I attended Mountain West Ruby Conference this week. I sat down next to a guy and introduced myself. Right as I was sitting down, he mentioned something about getting over a cold. Would it be rude if I just walked away? Maybe I’m uber beta, but I sat down, shook his hand and told him my name.
“I’m Jamis,” he said.
Wait…I stare at him.
We shared some jokes. The platinum sponsor of the conference, Instructure, had hired me as their first employee, but Jamis was their first choice. He wanted to work for this tiny company nobody has heard of, 37Signals. What a mistake! (And it clearly didn’t work out for him either.)
So, what is he up to? He’s just finishing his book on mazes. I had heard he was almost obsessive about those. How quaint, right? Well, I look up the book and it’s in Beta from the Pragmatic Publishers. Hmmm.
Meanwhile, I was trying to get past the pleasantries to think about a graph traversal algorithm I needed for Castle.io. I’ve been having a blast with this company. I’ve been building out machine learning algorithms to figure out site security. The founders of Castle and I spent the week last week in San Francisco at Launch Festival and had a blast talking with potential beta customers and more investors. Now I was home and had to change a few things so we can migrate the code for scalability concerns.
So, I’m sweating it a little. Things are working, but I can’t see what I haven’t seen yet. It’s really important that I handle this right.
Fast forward to last night. I’m pretty tired. It’s been incredibly productive lately, but I’m more than a little frazzled.
Why don’t I check out Jamis’ book?
I see this in the introduction: “You’ll discover yourself brimming with ideas, perhaps the most effective cure there is for a programmer’s block, burn-out and gray days.” That’s exactly what this frazzle is all about.
I purchase the book, and I can’t put it down. He has me playing with paper, implementing ideas, doodling with code, producing images from my mazes. I’m loving this. Then we get into solving mazes and Dijkstra’s algorithm…these are things I’ve done a lot before. These are things I have in the Castle code. But I’m seeing it all from a whole new light. Things are simple. Having taken time to traverse grids and graphs and recognizing things I can adjust, I have a whole new appreciation for what’s going on.
More importantly, I’m at rest again. Having a gentle walk through code has unlocked my mind. I’m more me than I’ve been for a few weeks.
So, takeaways? Yes, buy the book.
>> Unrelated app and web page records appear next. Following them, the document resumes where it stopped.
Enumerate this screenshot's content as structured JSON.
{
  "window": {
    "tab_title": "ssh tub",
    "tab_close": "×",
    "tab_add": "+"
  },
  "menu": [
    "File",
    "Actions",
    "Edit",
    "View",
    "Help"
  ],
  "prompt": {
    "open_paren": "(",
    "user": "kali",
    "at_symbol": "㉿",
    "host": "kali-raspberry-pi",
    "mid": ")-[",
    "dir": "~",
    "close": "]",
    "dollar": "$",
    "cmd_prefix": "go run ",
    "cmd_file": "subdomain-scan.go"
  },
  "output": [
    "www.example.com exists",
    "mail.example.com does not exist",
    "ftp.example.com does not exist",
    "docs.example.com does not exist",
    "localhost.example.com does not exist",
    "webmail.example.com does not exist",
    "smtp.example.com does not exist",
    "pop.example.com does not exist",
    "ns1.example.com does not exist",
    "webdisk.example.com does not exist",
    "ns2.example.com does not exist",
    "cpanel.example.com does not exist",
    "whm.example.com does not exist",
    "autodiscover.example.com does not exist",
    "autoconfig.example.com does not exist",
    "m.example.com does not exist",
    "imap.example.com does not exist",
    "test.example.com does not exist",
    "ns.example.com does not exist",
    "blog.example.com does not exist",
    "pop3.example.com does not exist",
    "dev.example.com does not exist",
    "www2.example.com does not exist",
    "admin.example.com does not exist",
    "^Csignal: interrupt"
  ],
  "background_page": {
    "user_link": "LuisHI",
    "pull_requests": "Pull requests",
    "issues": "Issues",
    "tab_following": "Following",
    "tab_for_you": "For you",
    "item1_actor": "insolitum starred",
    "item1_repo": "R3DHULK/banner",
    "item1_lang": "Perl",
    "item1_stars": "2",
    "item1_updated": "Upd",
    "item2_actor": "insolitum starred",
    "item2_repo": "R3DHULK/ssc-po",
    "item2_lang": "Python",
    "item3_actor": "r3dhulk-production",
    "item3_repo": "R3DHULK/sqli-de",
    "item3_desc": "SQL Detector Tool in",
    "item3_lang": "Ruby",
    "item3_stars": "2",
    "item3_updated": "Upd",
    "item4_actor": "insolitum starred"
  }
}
If you’re a programmer, it’ll take you back to where you want to be. Also, people is where it’s at. There’s so much good that comes when we get out from behind a screen.
And, here’s an incredibly rudimentary, but fun maze I made with just a little bit of code:
Thanks Jamis for your hard work and contribution to my life.